ScheduledExecutorService executor =
    Executors.newScheduledThreadPool(maxAlarms, threadFactory);
Callable<Integer> task = new MyTask();
ScheduledFuture<Integer> future = executor.schedule(
    task, 50, TimeUnit.SECONDS);
int result = future.get();

Applying a start timeout

<managedExecutorService jndiName="concurrent/execSvc">
    <concurrencyPolicy startTimeout="1m"/>

Applying a work timeout

Use WebSphere Application Server traditional to configure a work timeout that applies to tasks that you submit to run as soon as possible (submit/execute/invoke methods). If a task runs for longer than the allotted work timeout, the program tries to cancel the task by interrupting it. Liberty does not have work timeout as a configuration option, but you can implement a similar behavior by submitting the task with a managed task listener.
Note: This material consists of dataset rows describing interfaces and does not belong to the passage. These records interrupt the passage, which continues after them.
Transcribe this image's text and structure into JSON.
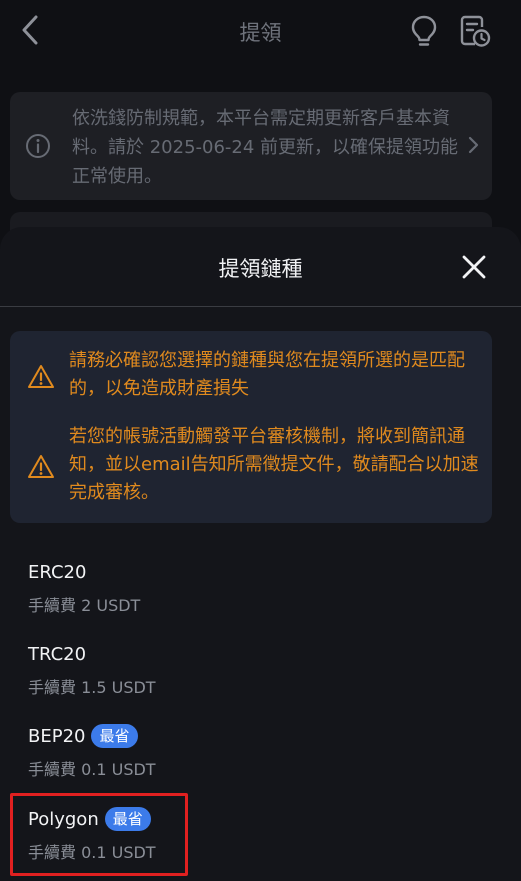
{
  "header": {
    "title": "提領"
  },
  "notice": {
    "text": "依洗錢防制規範，本平台需定期更新客戶基本資料。請於 2025-06-24 前更新，以確保提領功能正常使用。"
  },
  "sheet": {
    "title": "提領鏈種",
    "warnings": [
      {
        "text": "請務必確認您選擇的鏈種與您在提領所選的是匹配的，以免造成財產損失"
      },
      {
        "text": "若您的帳號活動觸發平台審核機制，將收到簡訊通知，並以email告知所需徵提文件，敬請配合以加速完成審核。"
      }
    ],
    "chains": [
      {
        "name": "ERC20",
        "fee": "手續費 2 USDT",
        "badge": ""
      },
      {
        "name": "TRC20",
        "fee": "手續費 1.5 USDT",
        "badge": ""
      },
      {
        "name": "BEP20",
        "fee": "手續費 0.1 USDT",
        "badge": "最省"
      },
      {
        "name": "Polygon",
        "fee": "手續費 0.1 USDT",
        "badge": "最省"
      }
    ]
  },
  "colors": {
    "background": "#0f1014",
    "sheet": "#14151a",
    "warning_text": "#e08a1e",
    "badge": "#3c7bea",
    "highlight": "#e02020"
  },
  "icons": [
    "back-arrow-icon",
    "lightbulb-icon",
    "history-icon",
    "info-icon",
    "chevron-right-icon",
    "close-icon",
    "warning-icon"
  ]
}
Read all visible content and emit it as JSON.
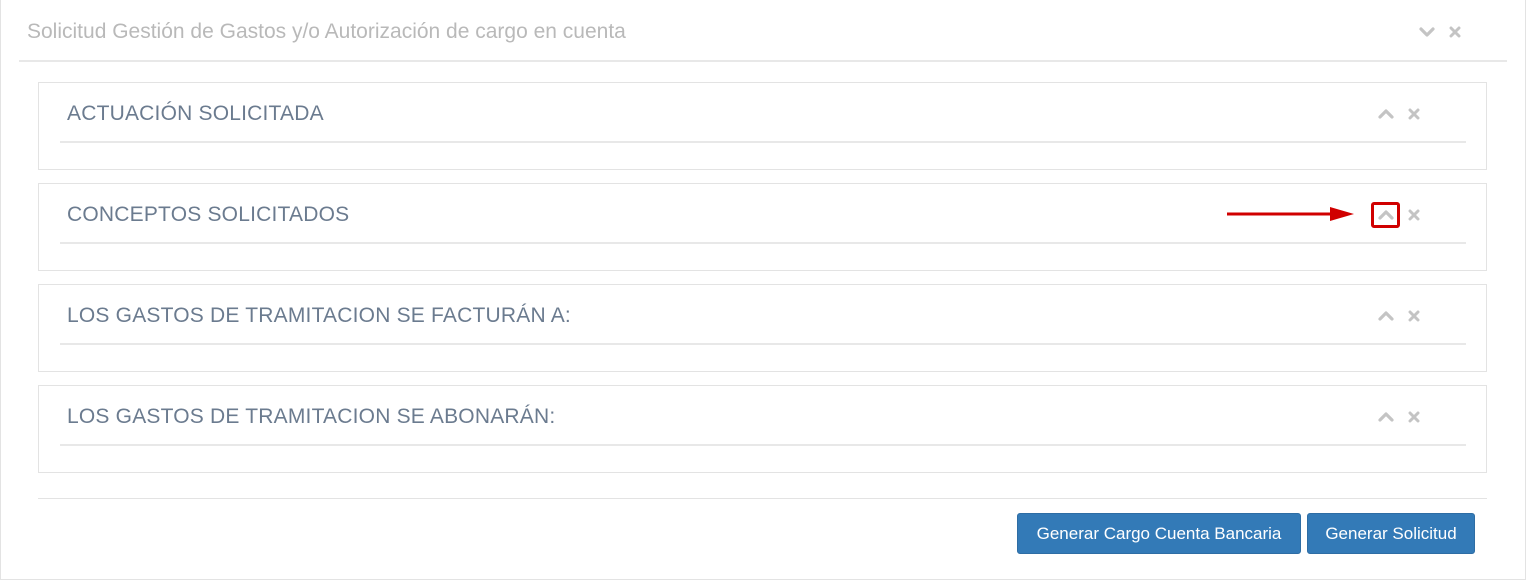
{
  "panel": {
    "title": "Solicitud Gestión de Gastos y/o Autorización de cargo en cuenta",
    "collapse_icon": "chevron-down-icon",
    "close_icon": "close-icon"
  },
  "sections": [
    {
      "title": "ACTUACIÓN SOLICITADA",
      "toggle_icon": "chevron-up-icon",
      "close_icon": "close-icon"
    },
    {
      "title": "CONCEPTOS SOLICITADOS",
      "toggle_icon": "chevron-up-icon",
      "close_icon": "close-icon"
    },
    {
      "title": "LOS GASTOS DE TRAMITACION SE FACTURÁN A:",
      "toggle_icon": "chevron-up-icon",
      "close_icon": "close-icon"
    },
    {
      "title": "LOS GASTOS DE TRAMITACION SE ABONARÁN:",
      "toggle_icon": "chevron-up-icon",
      "close_icon": "close-icon"
    }
  ],
  "footer": {
    "cargo_button_label": "Generar Cargo Cuenta Bancaria",
    "solicitud_button_label": "Generar Solicitud"
  },
  "colors": {
    "primary_button": "#337ab7",
    "title_text": "#6b7b8f",
    "muted_text": "#b9b9b9",
    "annotation": "#d00000"
  }
}
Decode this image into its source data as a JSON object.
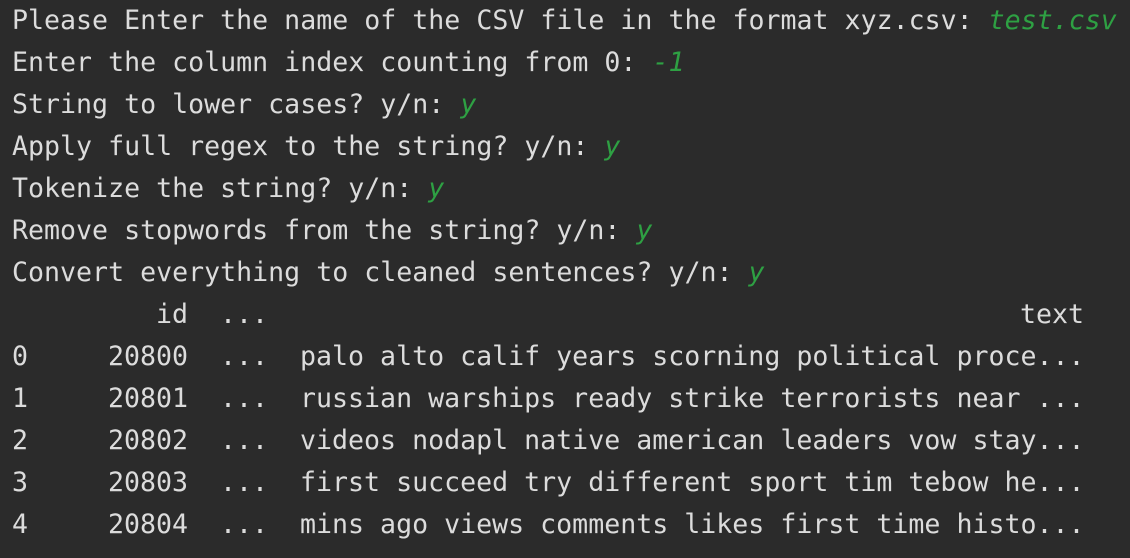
{
  "prompts": [
    {
      "question": "Please Enter the name of the CSV file in the format xyz.csv: ",
      "answer": "test.csv"
    },
    {
      "question": "Enter the column index counting from 0: ",
      "answer": "-1"
    },
    {
      "question": "String to lower cases? y/n: ",
      "answer": "y"
    },
    {
      "question": "Apply full regex to the string? y/n: ",
      "answer": "y"
    },
    {
      "question": "Tokenize the string? y/n: ",
      "answer": "y"
    },
    {
      "question": "Remove stopwords from the string? y/n: ",
      "answer": "y"
    },
    {
      "question": "Convert everything to cleaned sentences? y/n: ",
      "answer": "y"
    }
  ],
  "table": {
    "headers": {
      "id": "id",
      "ellipsis": "...",
      "text": "text"
    },
    "rows": [
      {
        "index": "0",
        "id": "20800",
        "ellipsis": "...",
        "text": "palo alto calif years scorning political proce..."
      },
      {
        "index": "1",
        "id": "20801",
        "ellipsis": "...",
        "text": "russian warships ready strike terrorists near ..."
      },
      {
        "index": "2",
        "id": "20802",
        "ellipsis": "...",
        "text": "videos nodapl native american leaders vow stay..."
      },
      {
        "index": "3",
        "id": "20803",
        "ellipsis": "...",
        "text": "first succeed try different sport tim tebow he..."
      },
      {
        "index": "4",
        "id": "20804",
        "ellipsis": "...",
        "text": "mins ago views comments likes first time histo..."
      }
    ]
  },
  "colors": {
    "background": "#2b2b2b",
    "output_text": "#dcdcdc",
    "user_input": "#2ea043"
  }
}
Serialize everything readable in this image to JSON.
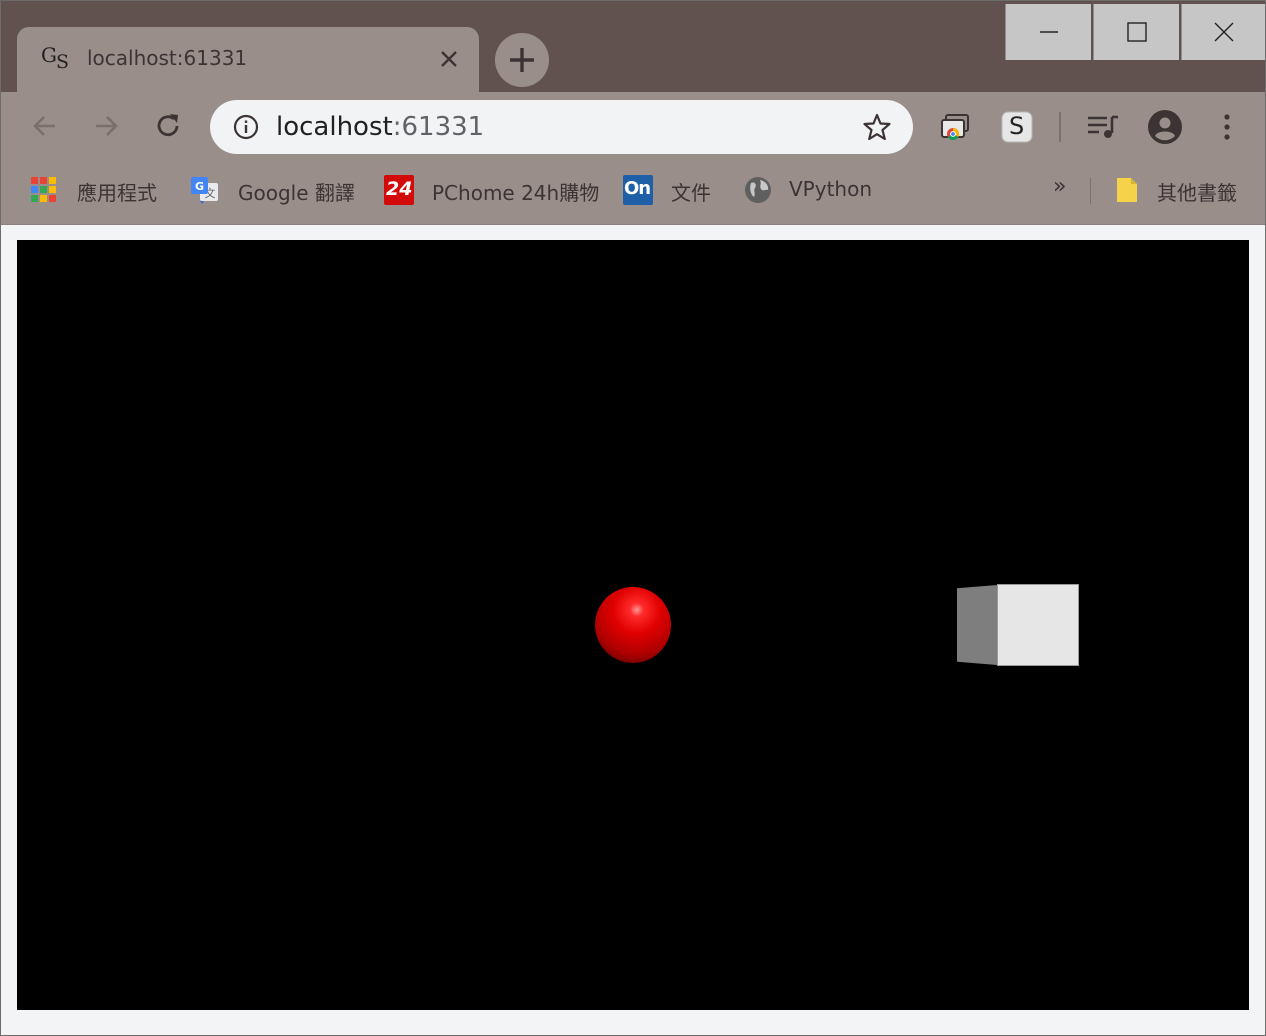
{
  "tab": {
    "favicon_text_g": "G",
    "favicon_text_s": "S",
    "title": "localhost:61331"
  },
  "omnibox": {
    "url_host": "localhost",
    "url_port": ":61331"
  },
  "extensions": {
    "s_badge": "S"
  },
  "bookmarks": {
    "items": [
      {
        "label": "應用程式",
        "icon": "apps-grid-icon"
      },
      {
        "label": "Google 翻譯",
        "icon": "google-translate-icon"
      },
      {
        "label": "PChome 24h購物",
        "icon": "pchome-24-icon",
        "icon_text": "24"
      },
      {
        "label": "文件",
        "icon": "on-docs-icon",
        "icon_text": "On"
      },
      {
        "label": "VPython",
        "icon": "globe-icon"
      }
    ],
    "more": "»",
    "other": {
      "label": "其他書籤",
      "icon": "folder-icon"
    }
  },
  "scene": {
    "background": "#000000",
    "sphere_color": "#e00000",
    "box_color": "#e6e6e6"
  },
  "colors": {
    "titlebar": "#62524f",
    "toolbar": "#9a8e8b",
    "omnibox": "#f1f3f4"
  }
}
In response to the taskStarting notification, the managed task listener schedules a task to cancel the Future method. Alternately, when you use a thread pool executor where a managed task listener is not available, you can override the thread pool executor beforeExecute method to schedule a task that interrupts the thread of execution.

Example replacement for work timeout

ManagedExecutorService executor =
    (ManagedExecutorService) new InitialContext().lookup(
Callable<Long> slowTask = new SlowTask();
slowTask = ManagedExecutors.managedTask(
           slowTask, new WorkTimeout(5, TimeUnit.SECONDS));
Future<Long> future = executor.submit(slowTask);
try {
    long result = future.get(1, TimeUnit.MINUTES);
    // task successful...
} catch (CancellationException x) {
    // task was canceled, possibly due to timeout

public class WorkTimeout implements ManagedTaskListener {
    private final long timeout;
    private final TimeUnit unit;

    public WorkTimeout(long timeout, TimeUnit unit) {
        this.timeout = timeout;
        this.unit = unit;

    public void taskSubmitted(Future<?> future,
        ManagedExecutorService executor, Object task) {}

    public void taskStarting(final Future<?> future,
        ManagedExecutorService executor, Object task) {
        try {
            ScheduledExecutorService scheduledExecutor =
                (ScheduledExecutorService) new InitialContext().lookup(
            scheduledExecutor.schedule(new Runnable() {
                public void run() {
                    if (!future.isDone())
            }, timeout, unit);
        } catch (NamingException x) {

    public void taskAborted(Future<?> future, ManagedExecutorService executor, Object task, Throwable x) {}

    public void taskDone(Future<?> future, ManagedExecutorService executor, Object task, Throwable x) {}

Example of daemon work

<concurrencyPolicy id="longRunning" max="2"/>
<managedExecutorService jndiName="concurrent/execSvc" longRunningPolicyRef="longRunning" />

Application code:
ManagedExecutorService executor =
 (ManagedExecutorService) new InitialContext().lookup(
Map<String, String> props = Collections.singletonMap(ManagedTask.LONGRUNNING_HINT, 
Callable<Long> slowTask = ManagedExecutors.managedTask(new SlowTask(), props, null);
Future<Long> future = executor.submit(slowTask);